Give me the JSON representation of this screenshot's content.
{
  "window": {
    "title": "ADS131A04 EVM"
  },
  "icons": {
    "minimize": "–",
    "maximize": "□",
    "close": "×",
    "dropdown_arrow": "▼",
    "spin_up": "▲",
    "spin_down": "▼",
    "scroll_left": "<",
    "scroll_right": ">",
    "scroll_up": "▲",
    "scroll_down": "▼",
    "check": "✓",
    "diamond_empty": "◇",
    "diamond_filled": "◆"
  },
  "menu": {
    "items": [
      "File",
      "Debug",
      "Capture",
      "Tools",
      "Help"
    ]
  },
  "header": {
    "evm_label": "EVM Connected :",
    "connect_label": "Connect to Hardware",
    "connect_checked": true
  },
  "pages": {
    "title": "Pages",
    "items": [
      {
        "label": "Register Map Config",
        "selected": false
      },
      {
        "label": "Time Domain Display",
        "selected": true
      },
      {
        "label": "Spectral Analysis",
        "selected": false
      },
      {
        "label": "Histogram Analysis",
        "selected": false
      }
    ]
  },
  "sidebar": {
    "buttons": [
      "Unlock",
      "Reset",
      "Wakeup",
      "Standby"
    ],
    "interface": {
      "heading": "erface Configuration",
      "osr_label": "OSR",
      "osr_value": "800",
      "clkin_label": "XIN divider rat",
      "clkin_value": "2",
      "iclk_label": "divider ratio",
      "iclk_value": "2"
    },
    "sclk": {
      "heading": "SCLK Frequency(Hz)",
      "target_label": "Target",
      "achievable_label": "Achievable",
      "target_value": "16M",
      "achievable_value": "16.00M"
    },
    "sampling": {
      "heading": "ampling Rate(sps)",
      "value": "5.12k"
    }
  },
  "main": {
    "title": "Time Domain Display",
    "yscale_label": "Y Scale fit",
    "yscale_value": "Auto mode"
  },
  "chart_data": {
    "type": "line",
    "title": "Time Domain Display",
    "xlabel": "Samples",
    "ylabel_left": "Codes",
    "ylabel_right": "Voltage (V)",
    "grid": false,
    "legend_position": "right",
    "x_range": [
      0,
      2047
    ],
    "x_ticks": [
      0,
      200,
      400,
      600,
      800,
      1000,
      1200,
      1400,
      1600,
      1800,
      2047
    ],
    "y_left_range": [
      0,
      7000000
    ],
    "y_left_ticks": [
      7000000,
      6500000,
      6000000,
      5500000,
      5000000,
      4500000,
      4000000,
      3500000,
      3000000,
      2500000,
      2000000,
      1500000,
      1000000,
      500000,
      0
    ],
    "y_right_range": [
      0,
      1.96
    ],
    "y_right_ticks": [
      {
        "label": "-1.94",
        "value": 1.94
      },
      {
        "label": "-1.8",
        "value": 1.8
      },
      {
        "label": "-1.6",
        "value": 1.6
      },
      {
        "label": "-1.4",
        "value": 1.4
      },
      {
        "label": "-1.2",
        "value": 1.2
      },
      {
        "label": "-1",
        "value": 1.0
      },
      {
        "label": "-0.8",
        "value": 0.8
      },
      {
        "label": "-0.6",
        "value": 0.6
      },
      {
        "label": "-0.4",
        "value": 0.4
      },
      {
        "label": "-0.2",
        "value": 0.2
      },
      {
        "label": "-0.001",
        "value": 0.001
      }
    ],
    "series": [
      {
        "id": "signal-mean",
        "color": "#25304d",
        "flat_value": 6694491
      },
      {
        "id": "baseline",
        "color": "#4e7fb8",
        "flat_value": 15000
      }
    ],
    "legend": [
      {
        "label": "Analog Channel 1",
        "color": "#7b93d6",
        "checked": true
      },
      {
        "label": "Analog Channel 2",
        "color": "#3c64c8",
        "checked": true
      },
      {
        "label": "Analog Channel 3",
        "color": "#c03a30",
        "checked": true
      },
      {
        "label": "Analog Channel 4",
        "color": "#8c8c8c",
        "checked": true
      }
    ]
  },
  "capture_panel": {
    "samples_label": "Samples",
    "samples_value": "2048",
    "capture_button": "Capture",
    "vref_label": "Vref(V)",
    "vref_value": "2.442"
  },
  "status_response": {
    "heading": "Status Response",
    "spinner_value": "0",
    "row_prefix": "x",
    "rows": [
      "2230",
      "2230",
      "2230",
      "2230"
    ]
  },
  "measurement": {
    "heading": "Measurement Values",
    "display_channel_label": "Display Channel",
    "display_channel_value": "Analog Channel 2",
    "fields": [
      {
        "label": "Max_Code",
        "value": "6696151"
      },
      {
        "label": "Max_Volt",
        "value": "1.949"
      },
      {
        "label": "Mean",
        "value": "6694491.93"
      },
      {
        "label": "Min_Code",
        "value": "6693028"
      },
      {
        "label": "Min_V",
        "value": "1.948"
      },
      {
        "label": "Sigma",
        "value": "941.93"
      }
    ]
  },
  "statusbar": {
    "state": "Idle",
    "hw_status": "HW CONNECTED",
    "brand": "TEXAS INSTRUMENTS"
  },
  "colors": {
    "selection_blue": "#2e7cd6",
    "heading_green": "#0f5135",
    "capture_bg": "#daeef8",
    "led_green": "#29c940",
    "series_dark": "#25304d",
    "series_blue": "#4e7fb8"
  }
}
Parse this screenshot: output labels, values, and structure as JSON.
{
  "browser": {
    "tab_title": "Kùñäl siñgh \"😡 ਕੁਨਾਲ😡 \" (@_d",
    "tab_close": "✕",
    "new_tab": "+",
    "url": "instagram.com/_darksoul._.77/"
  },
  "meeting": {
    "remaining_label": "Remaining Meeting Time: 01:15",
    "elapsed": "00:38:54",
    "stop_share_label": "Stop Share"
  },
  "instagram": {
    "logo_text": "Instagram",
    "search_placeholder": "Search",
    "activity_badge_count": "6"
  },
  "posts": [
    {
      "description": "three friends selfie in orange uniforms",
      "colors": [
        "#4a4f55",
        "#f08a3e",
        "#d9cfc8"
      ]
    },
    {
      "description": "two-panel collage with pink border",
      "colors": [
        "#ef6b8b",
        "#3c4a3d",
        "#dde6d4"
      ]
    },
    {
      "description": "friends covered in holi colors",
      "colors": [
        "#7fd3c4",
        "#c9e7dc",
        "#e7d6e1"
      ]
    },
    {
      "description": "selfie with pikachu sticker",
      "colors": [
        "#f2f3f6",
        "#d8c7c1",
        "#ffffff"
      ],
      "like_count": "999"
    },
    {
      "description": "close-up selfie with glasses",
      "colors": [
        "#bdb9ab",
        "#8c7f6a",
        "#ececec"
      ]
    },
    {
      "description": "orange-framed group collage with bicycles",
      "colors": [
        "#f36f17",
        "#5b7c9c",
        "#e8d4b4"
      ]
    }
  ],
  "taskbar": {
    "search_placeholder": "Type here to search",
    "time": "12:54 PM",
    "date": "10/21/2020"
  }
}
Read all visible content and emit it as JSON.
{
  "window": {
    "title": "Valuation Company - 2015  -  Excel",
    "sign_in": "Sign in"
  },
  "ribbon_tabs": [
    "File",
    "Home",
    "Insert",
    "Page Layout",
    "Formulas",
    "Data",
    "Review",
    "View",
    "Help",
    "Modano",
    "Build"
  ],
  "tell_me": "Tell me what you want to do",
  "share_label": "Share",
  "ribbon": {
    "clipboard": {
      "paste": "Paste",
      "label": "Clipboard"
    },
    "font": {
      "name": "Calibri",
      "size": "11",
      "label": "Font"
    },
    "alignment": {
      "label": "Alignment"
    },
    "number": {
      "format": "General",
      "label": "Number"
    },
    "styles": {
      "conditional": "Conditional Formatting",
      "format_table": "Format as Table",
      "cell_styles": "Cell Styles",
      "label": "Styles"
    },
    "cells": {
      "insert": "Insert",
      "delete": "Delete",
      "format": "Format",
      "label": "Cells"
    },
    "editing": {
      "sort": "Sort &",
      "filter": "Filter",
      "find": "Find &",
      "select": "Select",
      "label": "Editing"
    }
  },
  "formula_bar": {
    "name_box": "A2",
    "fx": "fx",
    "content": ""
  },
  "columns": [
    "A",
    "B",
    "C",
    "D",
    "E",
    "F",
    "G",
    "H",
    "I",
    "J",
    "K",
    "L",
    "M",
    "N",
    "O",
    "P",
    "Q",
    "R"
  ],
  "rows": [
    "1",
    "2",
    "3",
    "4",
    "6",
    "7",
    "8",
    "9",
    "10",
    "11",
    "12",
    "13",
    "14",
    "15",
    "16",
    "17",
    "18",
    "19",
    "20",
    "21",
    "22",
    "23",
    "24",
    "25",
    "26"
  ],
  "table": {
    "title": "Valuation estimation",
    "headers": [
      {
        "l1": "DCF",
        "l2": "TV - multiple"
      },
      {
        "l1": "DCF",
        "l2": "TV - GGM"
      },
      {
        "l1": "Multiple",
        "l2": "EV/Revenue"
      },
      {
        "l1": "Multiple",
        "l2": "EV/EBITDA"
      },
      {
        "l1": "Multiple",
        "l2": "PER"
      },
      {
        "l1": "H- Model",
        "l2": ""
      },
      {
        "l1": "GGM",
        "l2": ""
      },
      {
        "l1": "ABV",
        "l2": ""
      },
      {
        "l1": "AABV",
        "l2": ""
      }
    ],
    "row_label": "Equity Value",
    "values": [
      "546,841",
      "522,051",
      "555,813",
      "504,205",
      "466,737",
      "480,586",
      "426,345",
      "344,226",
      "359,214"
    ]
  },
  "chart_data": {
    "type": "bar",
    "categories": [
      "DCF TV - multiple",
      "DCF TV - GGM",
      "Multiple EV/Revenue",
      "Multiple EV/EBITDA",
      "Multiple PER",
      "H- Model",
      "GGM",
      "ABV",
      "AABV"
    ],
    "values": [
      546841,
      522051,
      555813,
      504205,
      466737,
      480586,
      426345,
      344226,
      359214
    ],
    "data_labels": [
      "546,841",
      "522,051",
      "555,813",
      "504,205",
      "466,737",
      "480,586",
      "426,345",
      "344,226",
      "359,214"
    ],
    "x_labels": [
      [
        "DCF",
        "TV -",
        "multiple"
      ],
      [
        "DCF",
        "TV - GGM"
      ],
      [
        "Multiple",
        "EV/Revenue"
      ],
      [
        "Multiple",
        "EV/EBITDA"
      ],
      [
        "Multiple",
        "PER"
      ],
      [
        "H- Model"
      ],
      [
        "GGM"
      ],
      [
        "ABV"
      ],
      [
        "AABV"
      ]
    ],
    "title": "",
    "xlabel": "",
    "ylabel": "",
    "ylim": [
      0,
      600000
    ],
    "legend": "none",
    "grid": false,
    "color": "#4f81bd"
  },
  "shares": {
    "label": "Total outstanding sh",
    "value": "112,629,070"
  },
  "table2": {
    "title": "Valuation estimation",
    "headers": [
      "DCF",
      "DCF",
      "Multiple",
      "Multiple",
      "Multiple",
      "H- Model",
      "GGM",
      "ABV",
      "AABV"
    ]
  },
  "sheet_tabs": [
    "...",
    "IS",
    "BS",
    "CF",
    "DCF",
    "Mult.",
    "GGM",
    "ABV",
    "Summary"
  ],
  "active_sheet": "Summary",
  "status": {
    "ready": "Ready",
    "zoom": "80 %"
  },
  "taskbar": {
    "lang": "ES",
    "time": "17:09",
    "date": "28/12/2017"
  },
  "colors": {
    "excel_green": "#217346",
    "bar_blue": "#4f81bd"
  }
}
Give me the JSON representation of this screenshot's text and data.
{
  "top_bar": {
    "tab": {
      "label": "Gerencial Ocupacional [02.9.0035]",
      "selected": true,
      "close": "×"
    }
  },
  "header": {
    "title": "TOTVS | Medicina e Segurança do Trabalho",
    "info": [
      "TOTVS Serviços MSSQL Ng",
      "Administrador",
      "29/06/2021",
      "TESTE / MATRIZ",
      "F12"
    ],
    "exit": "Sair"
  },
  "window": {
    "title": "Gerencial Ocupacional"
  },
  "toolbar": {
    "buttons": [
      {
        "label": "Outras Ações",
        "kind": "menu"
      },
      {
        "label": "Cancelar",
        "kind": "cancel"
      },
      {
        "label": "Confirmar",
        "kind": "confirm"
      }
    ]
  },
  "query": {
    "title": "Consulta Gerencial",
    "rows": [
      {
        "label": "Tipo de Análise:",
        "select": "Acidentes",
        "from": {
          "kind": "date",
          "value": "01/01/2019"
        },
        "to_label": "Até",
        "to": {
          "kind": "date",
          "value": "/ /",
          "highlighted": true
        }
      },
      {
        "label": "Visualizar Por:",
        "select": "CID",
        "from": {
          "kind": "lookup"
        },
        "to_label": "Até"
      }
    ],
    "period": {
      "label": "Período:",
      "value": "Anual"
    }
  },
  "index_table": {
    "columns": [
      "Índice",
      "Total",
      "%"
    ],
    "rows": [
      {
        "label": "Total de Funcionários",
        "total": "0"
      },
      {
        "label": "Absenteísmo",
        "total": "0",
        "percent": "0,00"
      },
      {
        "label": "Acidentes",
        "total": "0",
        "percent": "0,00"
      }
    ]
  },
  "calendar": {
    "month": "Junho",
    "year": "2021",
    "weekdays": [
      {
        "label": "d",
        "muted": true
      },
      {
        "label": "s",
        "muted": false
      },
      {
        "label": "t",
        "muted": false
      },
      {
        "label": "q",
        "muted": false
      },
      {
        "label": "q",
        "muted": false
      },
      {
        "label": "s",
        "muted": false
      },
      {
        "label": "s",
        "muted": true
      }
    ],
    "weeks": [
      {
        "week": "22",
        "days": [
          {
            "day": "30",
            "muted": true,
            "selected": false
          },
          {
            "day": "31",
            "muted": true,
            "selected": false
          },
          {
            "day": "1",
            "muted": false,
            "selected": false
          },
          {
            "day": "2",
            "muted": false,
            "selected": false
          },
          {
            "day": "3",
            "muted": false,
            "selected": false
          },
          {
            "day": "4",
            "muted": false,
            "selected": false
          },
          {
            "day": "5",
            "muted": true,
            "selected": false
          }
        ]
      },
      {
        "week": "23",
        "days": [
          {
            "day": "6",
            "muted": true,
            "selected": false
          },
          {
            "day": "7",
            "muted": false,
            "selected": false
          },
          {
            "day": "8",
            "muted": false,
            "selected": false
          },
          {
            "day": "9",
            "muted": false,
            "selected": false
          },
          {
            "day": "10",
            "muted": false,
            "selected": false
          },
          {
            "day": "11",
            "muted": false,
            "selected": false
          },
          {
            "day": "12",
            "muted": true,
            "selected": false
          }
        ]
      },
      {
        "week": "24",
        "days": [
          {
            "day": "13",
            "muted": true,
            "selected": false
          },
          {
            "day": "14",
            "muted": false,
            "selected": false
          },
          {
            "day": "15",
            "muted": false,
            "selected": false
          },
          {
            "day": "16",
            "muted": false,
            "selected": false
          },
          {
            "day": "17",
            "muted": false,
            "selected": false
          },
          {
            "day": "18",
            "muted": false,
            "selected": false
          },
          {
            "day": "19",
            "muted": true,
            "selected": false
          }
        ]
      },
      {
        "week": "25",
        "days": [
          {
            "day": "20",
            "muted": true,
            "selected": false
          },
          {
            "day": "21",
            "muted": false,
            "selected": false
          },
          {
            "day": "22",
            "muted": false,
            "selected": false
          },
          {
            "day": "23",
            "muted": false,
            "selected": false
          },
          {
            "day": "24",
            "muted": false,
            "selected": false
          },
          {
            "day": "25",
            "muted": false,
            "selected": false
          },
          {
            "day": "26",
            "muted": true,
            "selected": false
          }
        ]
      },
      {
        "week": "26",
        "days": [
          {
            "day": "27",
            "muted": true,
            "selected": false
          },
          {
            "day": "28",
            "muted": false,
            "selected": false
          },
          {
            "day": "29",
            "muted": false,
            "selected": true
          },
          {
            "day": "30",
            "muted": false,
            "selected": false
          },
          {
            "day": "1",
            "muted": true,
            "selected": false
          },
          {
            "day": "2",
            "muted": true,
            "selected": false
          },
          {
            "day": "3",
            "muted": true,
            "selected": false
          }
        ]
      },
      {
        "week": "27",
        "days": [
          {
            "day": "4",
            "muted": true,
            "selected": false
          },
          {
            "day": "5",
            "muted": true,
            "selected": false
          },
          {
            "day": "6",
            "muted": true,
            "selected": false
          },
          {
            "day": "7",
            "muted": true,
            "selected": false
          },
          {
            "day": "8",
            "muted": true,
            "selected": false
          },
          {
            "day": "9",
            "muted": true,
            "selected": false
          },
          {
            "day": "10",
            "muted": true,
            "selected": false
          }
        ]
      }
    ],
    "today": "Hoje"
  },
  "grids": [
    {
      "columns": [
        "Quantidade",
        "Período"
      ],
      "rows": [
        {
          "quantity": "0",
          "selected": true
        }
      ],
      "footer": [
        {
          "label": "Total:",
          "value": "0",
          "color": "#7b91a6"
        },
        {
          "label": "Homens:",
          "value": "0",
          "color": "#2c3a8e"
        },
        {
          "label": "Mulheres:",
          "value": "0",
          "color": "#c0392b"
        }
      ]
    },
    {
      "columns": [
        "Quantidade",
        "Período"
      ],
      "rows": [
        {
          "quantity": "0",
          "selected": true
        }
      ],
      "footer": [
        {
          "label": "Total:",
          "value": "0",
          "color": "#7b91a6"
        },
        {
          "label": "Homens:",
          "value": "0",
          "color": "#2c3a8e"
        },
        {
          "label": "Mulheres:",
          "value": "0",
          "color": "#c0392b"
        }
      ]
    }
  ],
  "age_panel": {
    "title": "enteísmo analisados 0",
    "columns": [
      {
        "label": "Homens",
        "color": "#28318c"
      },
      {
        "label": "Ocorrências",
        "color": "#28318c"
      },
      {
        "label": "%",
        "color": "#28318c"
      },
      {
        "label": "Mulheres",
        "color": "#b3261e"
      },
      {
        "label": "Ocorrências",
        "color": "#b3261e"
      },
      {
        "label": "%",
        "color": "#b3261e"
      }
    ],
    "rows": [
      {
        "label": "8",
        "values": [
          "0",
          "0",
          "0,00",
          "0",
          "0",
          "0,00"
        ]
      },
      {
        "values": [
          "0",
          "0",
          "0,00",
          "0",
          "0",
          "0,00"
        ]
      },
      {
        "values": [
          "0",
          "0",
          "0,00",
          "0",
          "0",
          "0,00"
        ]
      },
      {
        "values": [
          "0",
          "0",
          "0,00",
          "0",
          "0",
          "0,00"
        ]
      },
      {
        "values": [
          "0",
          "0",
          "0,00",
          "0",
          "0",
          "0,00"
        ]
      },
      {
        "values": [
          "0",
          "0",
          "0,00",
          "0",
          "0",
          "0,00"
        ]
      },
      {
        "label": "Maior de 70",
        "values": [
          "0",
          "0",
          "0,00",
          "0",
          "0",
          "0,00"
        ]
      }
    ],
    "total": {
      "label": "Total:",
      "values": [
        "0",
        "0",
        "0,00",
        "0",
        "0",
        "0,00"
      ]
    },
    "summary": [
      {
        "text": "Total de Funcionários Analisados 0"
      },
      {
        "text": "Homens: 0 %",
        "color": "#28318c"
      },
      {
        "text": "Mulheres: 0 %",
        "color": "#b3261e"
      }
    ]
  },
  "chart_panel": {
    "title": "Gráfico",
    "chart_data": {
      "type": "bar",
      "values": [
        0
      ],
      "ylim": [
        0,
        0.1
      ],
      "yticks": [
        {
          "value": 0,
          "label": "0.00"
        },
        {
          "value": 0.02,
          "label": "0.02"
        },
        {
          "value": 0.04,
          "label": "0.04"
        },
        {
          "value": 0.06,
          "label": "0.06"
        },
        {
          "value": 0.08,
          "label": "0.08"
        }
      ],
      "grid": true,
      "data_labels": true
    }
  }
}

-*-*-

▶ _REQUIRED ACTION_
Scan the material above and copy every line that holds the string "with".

▶ _COMPLETED EXERCISE_
      "description": "two-panel collage with pink border",
      "description": "selfie with pikachu sticker",
      "description": "close-up selfie with glasses",
      "description": "orange-framed group collage with bicycles",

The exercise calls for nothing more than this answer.